Staff at Royal Cornwall Hospital in Truro have come under fire over the death of a diabetes patient.
Claire Harry, 36, was admitted to the hospital, which had treated her for more than 12 years, on 27 September with a chest infection.
But on the night of 29-30 September she fell into the coma after experiencing a drop in blood sugar ( hypoglycaemia ), which also caused irreversible brain damage.
She never regained consciousness and died from bronchial pneumonia on 13 October, an inquest revealed.
Coroner Dr Emma Carlyon heard hospital staff failed to properly monitor Ms Harry’s blood sugar levels. They changed the interval in which the patient’s blood sugar was monitored from every two hours to every six, and as a result failed to spot her dangerously low sugar level.
At the coroner’s court, Dr Carlyon ruled that Ms Harry died because the hypoglycaemia “was not recognised or treated in time to avoid death”.
Lezli Boswell, chief executive of the Royal Cornwall Hospitals Trust, apologised to Ms Harry’s family, the hearing was told, and stressed that a number of changes had since been made at the hospital as a result of the death.
The changes include the introduction of an education programme for all nursing staff, the provision of treatment boxes in every ward and department, and extra staff on the Carnkie Ward.

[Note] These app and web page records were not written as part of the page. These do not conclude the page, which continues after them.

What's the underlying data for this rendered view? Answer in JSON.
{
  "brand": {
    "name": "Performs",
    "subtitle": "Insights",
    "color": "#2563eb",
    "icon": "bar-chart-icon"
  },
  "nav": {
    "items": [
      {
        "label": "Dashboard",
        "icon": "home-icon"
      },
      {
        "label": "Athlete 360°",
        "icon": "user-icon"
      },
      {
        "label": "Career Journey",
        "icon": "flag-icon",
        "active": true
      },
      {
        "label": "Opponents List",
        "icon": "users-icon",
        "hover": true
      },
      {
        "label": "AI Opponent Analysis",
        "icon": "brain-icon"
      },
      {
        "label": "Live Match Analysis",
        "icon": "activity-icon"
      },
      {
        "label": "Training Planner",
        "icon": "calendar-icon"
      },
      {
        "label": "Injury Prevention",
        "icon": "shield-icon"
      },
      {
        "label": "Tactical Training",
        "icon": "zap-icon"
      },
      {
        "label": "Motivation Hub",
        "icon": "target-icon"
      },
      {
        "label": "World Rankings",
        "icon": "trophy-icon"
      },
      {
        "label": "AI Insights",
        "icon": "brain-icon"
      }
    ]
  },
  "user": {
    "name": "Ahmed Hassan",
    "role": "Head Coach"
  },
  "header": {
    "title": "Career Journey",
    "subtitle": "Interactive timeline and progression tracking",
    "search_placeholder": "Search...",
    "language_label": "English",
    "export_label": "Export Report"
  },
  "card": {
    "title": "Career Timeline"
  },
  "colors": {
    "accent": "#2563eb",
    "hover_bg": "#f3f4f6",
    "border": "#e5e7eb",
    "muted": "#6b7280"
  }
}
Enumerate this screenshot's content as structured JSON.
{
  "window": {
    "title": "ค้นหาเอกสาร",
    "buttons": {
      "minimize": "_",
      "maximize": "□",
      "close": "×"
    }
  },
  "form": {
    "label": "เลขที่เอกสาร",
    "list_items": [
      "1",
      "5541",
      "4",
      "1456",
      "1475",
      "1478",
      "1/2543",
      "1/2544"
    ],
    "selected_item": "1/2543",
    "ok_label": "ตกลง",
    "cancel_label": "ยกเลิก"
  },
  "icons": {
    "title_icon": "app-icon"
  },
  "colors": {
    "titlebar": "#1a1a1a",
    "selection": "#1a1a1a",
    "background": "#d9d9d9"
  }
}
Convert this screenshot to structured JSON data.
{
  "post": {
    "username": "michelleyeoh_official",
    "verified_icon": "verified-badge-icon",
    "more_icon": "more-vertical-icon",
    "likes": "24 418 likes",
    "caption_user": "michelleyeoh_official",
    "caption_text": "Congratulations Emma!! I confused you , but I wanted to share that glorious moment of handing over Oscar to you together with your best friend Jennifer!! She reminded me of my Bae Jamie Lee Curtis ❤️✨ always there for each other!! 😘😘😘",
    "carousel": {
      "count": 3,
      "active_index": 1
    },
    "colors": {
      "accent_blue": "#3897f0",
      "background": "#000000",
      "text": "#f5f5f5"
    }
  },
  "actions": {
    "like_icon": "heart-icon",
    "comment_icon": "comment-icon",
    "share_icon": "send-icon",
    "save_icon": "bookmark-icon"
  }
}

Get our free newsletters

Stay up to date with the latest news, research and breakthroughs.

You May Also Like

Public Health England considers low carb approach for type 2 diabetes

The low carb approach is being considered by the government to be…

Twice daily dairy intakes could reduce type 2 diabetes risk

Eating cheese, yoghurt or eggs twice a day could help lower the…

Coronavirus: UK instructed to stay at home this weekend

Health Secretary Matt Hancock has said that staying at home this weekend…